- Garlic is an excellent source of minerals and vitamins that are essential for optimum health. The bulbs are one of the richest sources of potassium, iron, calcium, magnesium, manganese, zinc and selenium. Selenium is a heart-health protective mineral, and is an important cofactor for anti-oxidant enzymes in the body. Manganese is used by the body as a co-factor for the antioxidant enzyme superoxide dismutase. Iron is required for red blood cell formation.
- It contains many flavonoid anti-oxidants like carotene beta, zea-xanthin, and vitamins like vitamin-C. Vitamin C helps body develop resistance against infectious agents and scavenge harmful, pro-inflammatory free radicals.
Garlic cloves have amazingly high levels of vitamins and minerals. Just 100 g provides (in % of Recommended daily allowance)
- 95% of vitamin B-6 (pyridoxine),
- 52% of vitamin C,
- 33% ofcopper,
- 21% of iron,
- 18% of calcium,
- 26% Selenium, and
- 73% of manganese
- but no cholesterol.
Selection and storage
- Garlic bulbs are generally harvested when the lower leaves turn yellow and showing signs of dryness. Later the bulbs are air dried under the shade for few weeks before sold in the market.
- In the store several forms of garlic found, such as whole bulbs, dried, individual cloves, processed cloves, powder or paste.
- Dry bulbs can be stored at room temperature placed in a cool dark environment away from humidity where they stay in good condition for several weeks. Garlic paste, however should be stored inside the refrigerator.
- This herb has been used since long time in many traditional Indian and Chinese medicines as remedy for cold, cough, bronchitis…etc.
- Garlic oil has been used as a local applicant for “ring worm” infection of skin.
- In modern medicine, this exotic herb intake is advised as health benefiting agent for its anti-microbial, anti-cancer, anti-diabetic and immune boosting and cholesterol lowering properties.

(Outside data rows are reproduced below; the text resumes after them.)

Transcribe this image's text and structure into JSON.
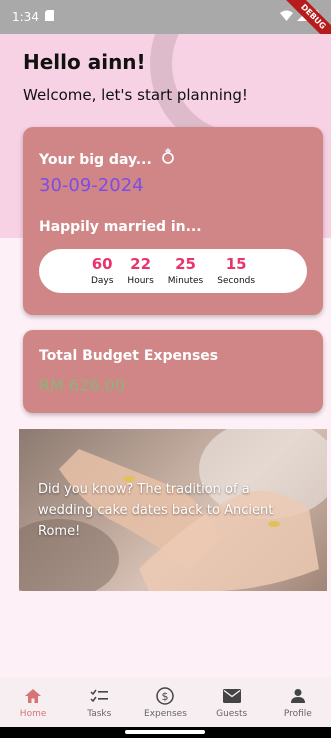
{
  "status_bar": {
    "time": "1:34"
  },
  "debug_banner": "DEBUG",
  "header": {
    "greeting": "Hello ainn!",
    "subtitle": "Welcome, let's start planning!"
  },
  "big_day_card": {
    "title": "Your big day...",
    "ring_icon": "ring-icon",
    "date": "30-09-2024",
    "countdown_title": "Happily married in...",
    "countdown": [
      {
        "value": "60",
        "label": "Days"
      },
      {
        "value": "22",
        "label": "Hours"
      },
      {
        "value": "25",
        "label": "Minutes"
      },
      {
        "value": "15",
        "label": "Seconds"
      }
    ]
  },
  "budget_card": {
    "title": "Total Budget Expenses",
    "amount": "RM 626.00"
  },
  "fact_card": {
    "text": "Did you know? The tradition of a wedding cake dates back to Ancient Rome!"
  },
  "bottom_nav": [
    {
      "label": "Home",
      "icon": "home-icon",
      "active": true
    },
    {
      "label": "Tasks",
      "icon": "checklist-icon",
      "active": false
    },
    {
      "label": "Expenses",
      "icon": "dollar-icon",
      "active": false
    },
    {
      "label": "Guests",
      "icon": "mail-icon",
      "active": false
    },
    {
      "label": "Profile",
      "icon": "person-icon",
      "active": false
    }
  ],
  "colors": {
    "accent": "#d08686",
    "header_bg": "#f7d2e4",
    "countdown_number": "#e8356c",
    "date_text": "#7a4ee6",
    "budget_amount": "#8fb17a"
  }
}
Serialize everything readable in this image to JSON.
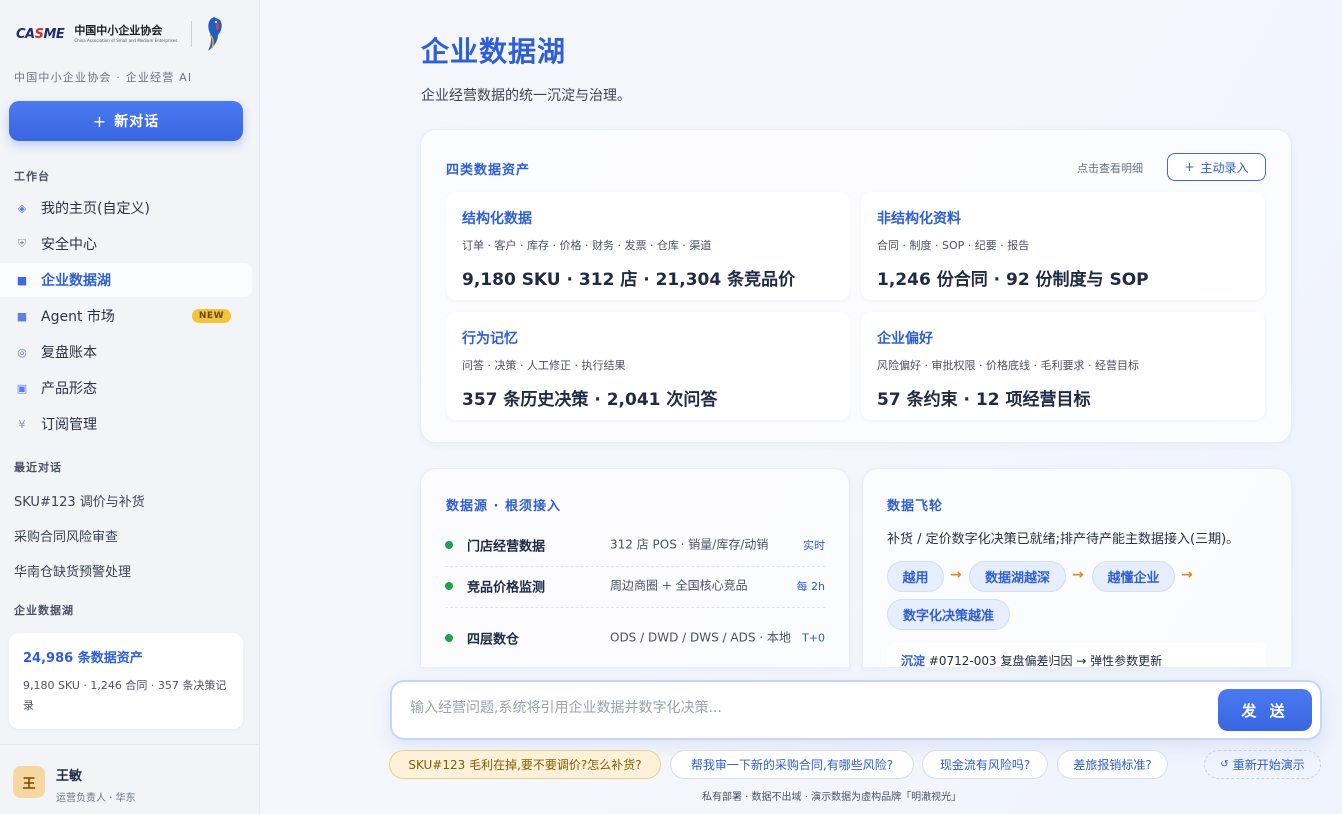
{
  "brand": {
    "org_mark": "CASME",
    "org_name": "中国中小企业协会",
    "org_name_en": "China Association of Small and Medium Enterprises",
    "caption": "中国中小企业协会 · 企业经营 AI"
  },
  "sidebar": {
    "new_chat_label": "新对话",
    "workspace_title": "工作台",
    "items": [
      {
        "label": "我的主页(自定义)"
      },
      {
        "label": "安全中心"
      },
      {
        "label": "企业数据湖"
      },
      {
        "label": "Agent 市场",
        "badge": "NEW"
      },
      {
        "label": "复盘账本"
      },
      {
        "label": "产品形态"
      },
      {
        "label": "订阅管理"
      }
    ],
    "recent_title": "最近对话",
    "recent": [
      {
        "label": "SKU#123 调价与补货"
      },
      {
        "label": "采购合同风险审查"
      },
      {
        "label": "华南仓缺货预警处理"
      }
    ],
    "lake_title": "企业数据湖",
    "lake_card": {
      "headline": "24,986 条数据资产",
      "detail": "9,180 SKU · 1,246 合同 · 357 条决策记录"
    },
    "user": {
      "avatar": "王",
      "name": "王敏",
      "role": "运营负责人 · 华东"
    }
  },
  "main": {
    "title": "企业数据湖",
    "subtitle": "企业经营数据的统一沉淀与治理。",
    "assets": {
      "title": "四类数据资产",
      "hint": "点击查看明细",
      "entry_button": "主动录入",
      "cards": [
        {
          "name": "结构化数据",
          "tags": "订单 · 客户 · 库存 · 价格 · 财务 · 发票 · 仓库 · 渠道",
          "stat": "9,180 SKU · 312 店 · 21,304 条竞品价"
        },
        {
          "name": "非结构化资料",
          "tags": "合同 · 制度 · SOP · 纪要 · 报告",
          "stat": "1,246 份合同 · 92 份制度与 SOP"
        },
        {
          "name": "行为记忆",
          "tags": "问答 · 决策 · 人工修正 · 执行结果",
          "stat": "357 条历史决策 · 2,041 次问答"
        },
        {
          "name": "企业偏好",
          "tags": "风险偏好 · 审批权限 · 价格底线 · 毛利要求 · 经营目标",
          "stat": "57 条约束 · 12 项经营目标"
        }
      ]
    },
    "sources": {
      "title": "数据源 · 根须接入",
      "rows": [
        {
          "name": "门店经营数据",
          "desc": "312 店 POS · 销量/库存/动销",
          "freq": "实时"
        },
        {
          "name": "竞品价格监测",
          "desc": "周边商圈 + 全国核心竞品",
          "freq": "每 2h"
        },
        {
          "name": "四层数仓",
          "desc": "ODS / DWD / DWS / ADS · 本地",
          "freq": "T+0"
        }
      ]
    },
    "flywheel": {
      "title": "数据飞轮",
      "text": "补货 / 定价数字化决策已就绪;排产待产能主数据接入(三期)。",
      "steps": [
        "越用",
        "数据湖越深",
        "越懂企业",
        "数字化决策越准"
      ],
      "deposit_key": "沉淀",
      "deposit_text": "#0712-003 复盘偏差归因 → 弹性参数更新"
    },
    "chat": {
      "placeholder": "输入经营问题,系统将引用企业数据并数字化决策...",
      "value": "",
      "send_label": "发 送",
      "quick": [
        "SKU#123 毛利在掉,要不要调价?怎么补货?",
        "帮我审一下新的采购合同,有哪些风险?",
        "现金流有风险吗?",
        "差旅报销标准?"
      ],
      "restart_label": "重新开始演示",
      "footer": "私有部署 · 数据不出域 · 演示数据为虚构品牌「明澈视光」"
    }
  },
  "colors": {
    "accent": "#2f5fd6",
    "button": "#3a66e0",
    "badge": "#f5c23b",
    "live_dot": "#1fa34a",
    "arrow": "#e08a1e"
  }
}
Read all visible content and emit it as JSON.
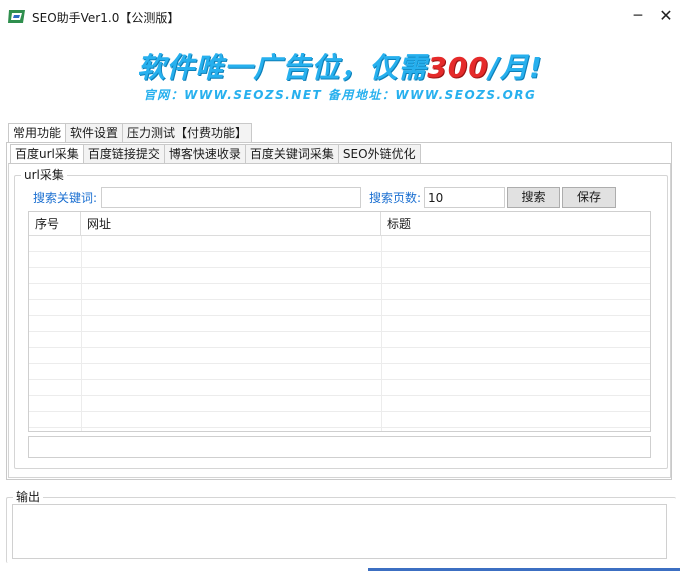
{
  "window": {
    "title": "SEO助手Ver1.0【公测版】",
    "minimize_glyph": "─",
    "close_glyph": "✕"
  },
  "banner": {
    "headline_pre": "软件唯一广告位，仅需",
    "headline_price": "300",
    "headline_post": "/月!",
    "subline": "官网：WWW.SEOZS.NET 备用地址：WWW.SEOZS.ORG"
  },
  "main_tabs": [
    {
      "label": "常用功能",
      "active": true
    },
    {
      "label": "软件设置",
      "active": false
    },
    {
      "label": "压力测试【付费功能】",
      "active": false
    }
  ],
  "sub_tabs": [
    {
      "label": "百度url采集",
      "active": true
    },
    {
      "label": "百度链接提交",
      "active": false
    },
    {
      "label": "博客快速收录",
      "active": false
    },
    {
      "label": "百度关键词采集",
      "active": false
    },
    {
      "label": "SEO外链优化",
      "active": false
    }
  ],
  "url_group": {
    "legend": "url采集",
    "keyword_label": "搜索关键词:",
    "keyword_value": "",
    "pages_label": "搜索页数:",
    "pages_value": "10",
    "search_button": "搜索",
    "save_button": "保存"
  },
  "table": {
    "columns": [
      "序号",
      "网址",
      "标题"
    ],
    "rows": []
  },
  "output_group": {
    "legend": "输出",
    "text": ""
  },
  "colors": {
    "banner_blue": "#27b0ee",
    "banner_red": "#e52a2a",
    "label_blue": "#1a6fd1"
  }
}
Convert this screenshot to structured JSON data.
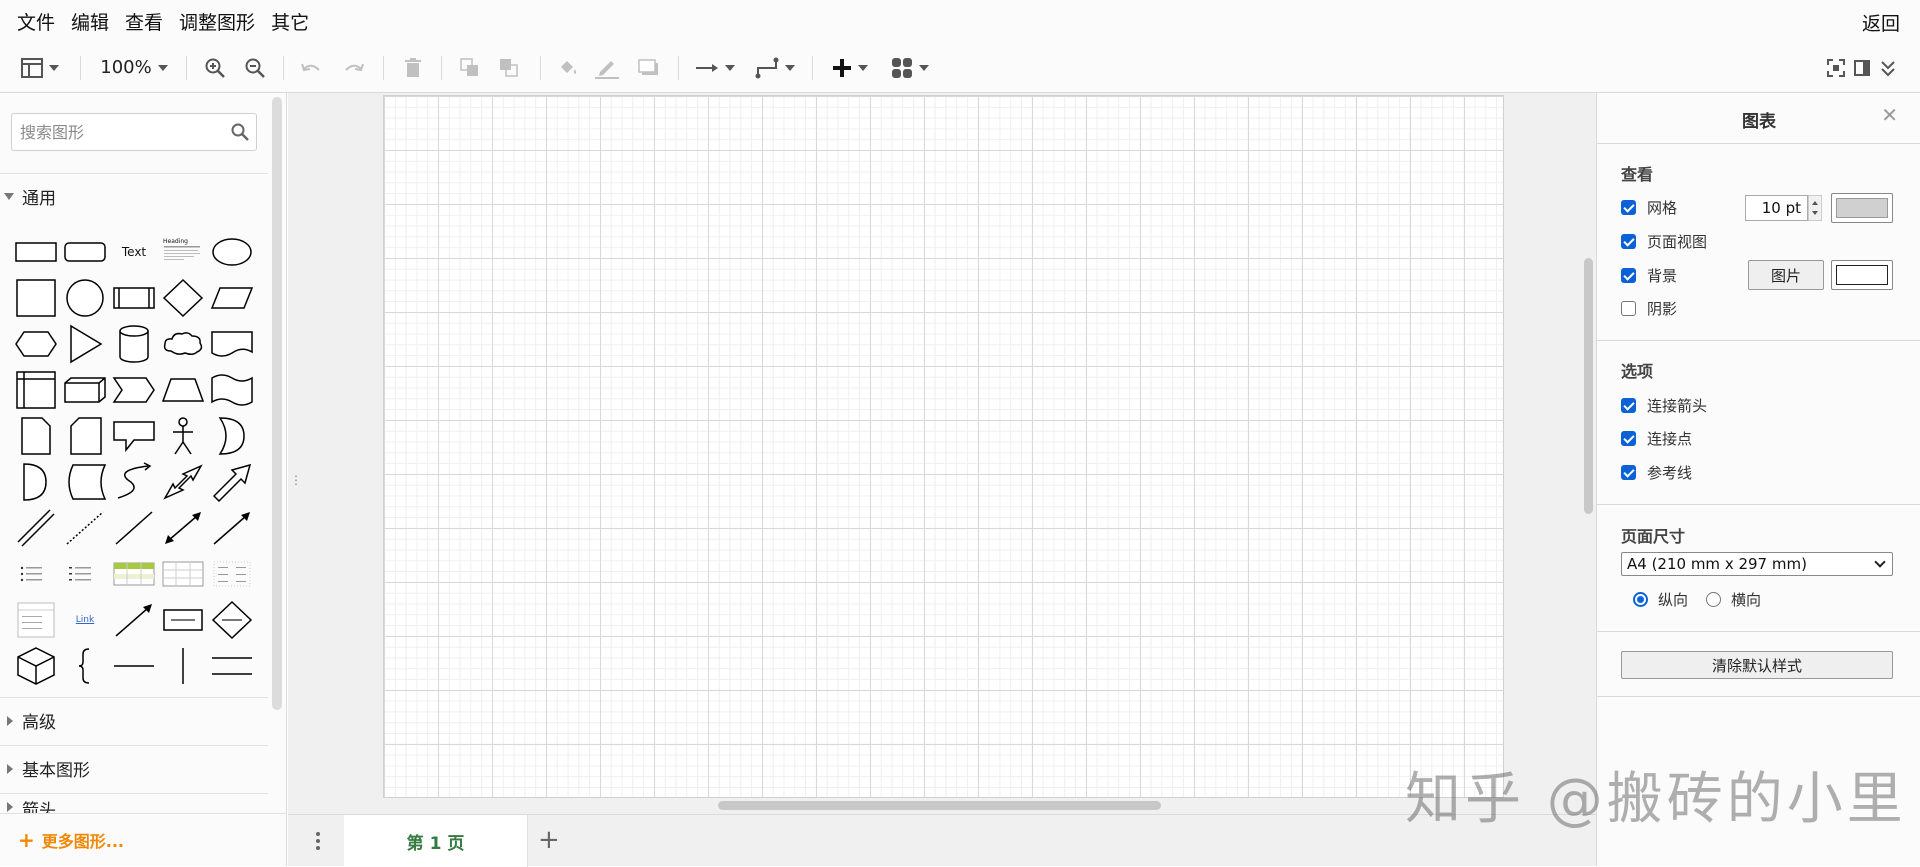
{
  "menu": {
    "items": [
      "文件",
      "编辑",
      "查看",
      "调整图形",
      "其它"
    ],
    "back": "返回"
  },
  "toolbar": {
    "zoom": "100%",
    "icons": [
      "layout-icon",
      "zoom-in-icon",
      "zoom-out-icon",
      "undo-icon",
      "redo-icon",
      "delete-icon",
      "to-front-icon",
      "to-back-icon",
      "fill-color-icon",
      "line-color-icon",
      "shadow-icon",
      "connection-icon",
      "waypoints-icon",
      "insert-icon",
      "table-icon",
      "fullscreen-icon",
      "format-panel-icon",
      "collapse-icon"
    ]
  },
  "sidebar": {
    "search_placeholder": "搜索图形",
    "categories": {
      "general": "通用",
      "advanced": "高级",
      "basic": "基本图形",
      "arrows": "箭头"
    },
    "shape_labels": {
      "text": "Text",
      "heading": "Heading",
      "link": "Link"
    },
    "more_shapes": "更多图形..."
  },
  "page_tabs": {
    "current": "第 1 页"
  },
  "format_panel": {
    "title": "图表",
    "view_section": "查看",
    "grid": {
      "label": "网格",
      "checked": true,
      "size": "10 pt",
      "color": "#d0d0d0"
    },
    "page_view": {
      "label": "页面视图",
      "checked": true
    },
    "background": {
      "label": "背景",
      "checked": true,
      "image_button": "图片",
      "color": "#ffffff"
    },
    "shadow": {
      "label": "阴影",
      "checked": false
    },
    "options_section": "选项",
    "connection_arrows": {
      "label": "连接箭头",
      "checked": true
    },
    "connection_points": {
      "label": "连接点",
      "checked": true
    },
    "guides": {
      "label": "参考线",
      "checked": true
    },
    "paper_section": "页面尺寸",
    "paper_size": "A4 (210 mm x 297 mm)",
    "portrait": "纵向",
    "landscape": "横向",
    "orientation": "portrait",
    "clear_style": "清除默认样式"
  },
  "watermark": "知乎 @搬砖的小里",
  "colors": {
    "accent": "#0b62d6",
    "more_shapes": "#f08705",
    "page_tab": "#357b42"
  }
}
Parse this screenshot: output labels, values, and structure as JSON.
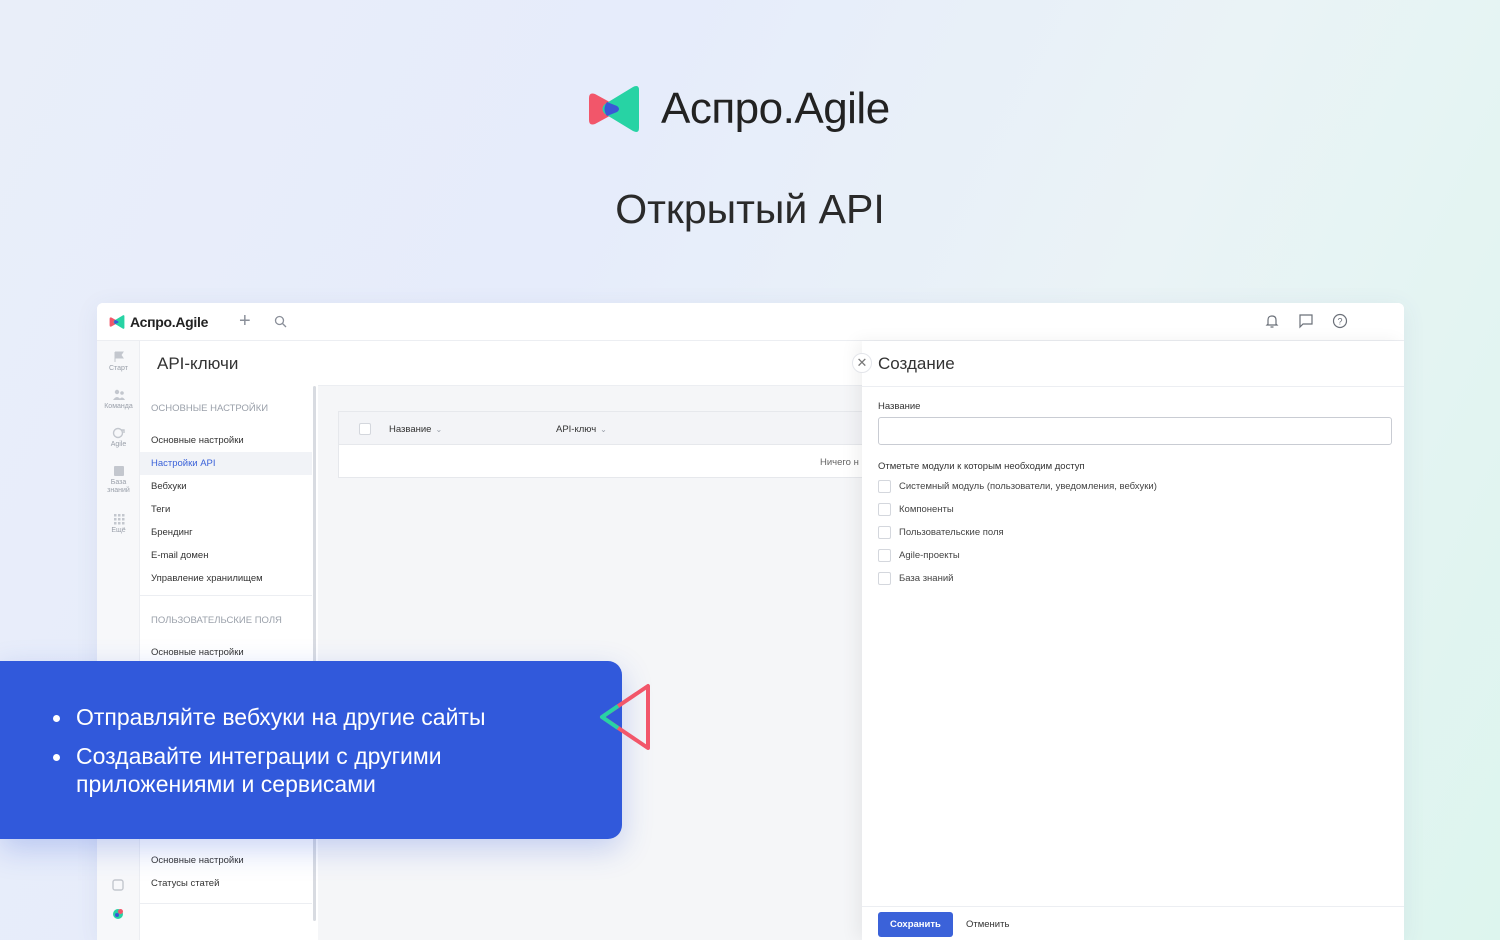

Both cloves as well as tender green tops of garlic plant are used in a variety of recipes.
In general, leaves are less pungent than the cloves and used in recipes in a similar way like onion tops. The outer coat is generally peeled by hand and internal creamy white, smooth bulblet is either chopped using a knife or crushed just before adding to the recipes.
Here are some serving tips:
- Garlic is used to enhance the flavor of vegetable, meats and sea-food preparations.
- It is also used to add spicy pungent flavor in the preparation of breads, toast and Bruschetta (a grilled bread slices rubbed with garlic paste with toppings such as olive oil, pepper, tomato, cheese, meat…etc.)
- It is also been used in the preparation of season soups, and sauces.
- Tender garlic tops are used like vegetables just like onion tops along with vegetables, eggs in some recipe preparations in East Asian countries.
The sulfide compounds in the garlic metabolized to allyl methyl sulfide which is excreted through sweat and breathe producing unpleasant odor and breath (halitosis).
- Its cloves contains allicin which acts as blood thinner. It is therefore, advised to avoid in patients on anticoagulants like warfarin as the resultant combination might cause excessive bleeding.
- Garlic-in-oil as in the preparations of pickles favors growth of clostridium botulism which may result in a condition known as botulism (paralysis of nervous system). It is therefore, advised that garlic preparations should be preserved inside the refrigerator and should be used as quickly as possible.
Here are some of my healthy recipes that feature garlic:
- Beef and Bean Tacos
- Beetroot Soup
- Curried Chicken and Zucchini Soup
- Kumara and Coriander Soup
- Minestrone Soup
- Mushroom and Barley Soup
- Roasted Ratatouille with Rye Toast
- Split Pea Soup
- Super Bean Chili
Source : www.nutrition-and-you.com
Mellow white miso paste is the secret ingredient in this amazing roast turkey rubbed with Meyer lemon and roasted garlic. The miso gives the turkey a mildly salted taste without the hassle of brining....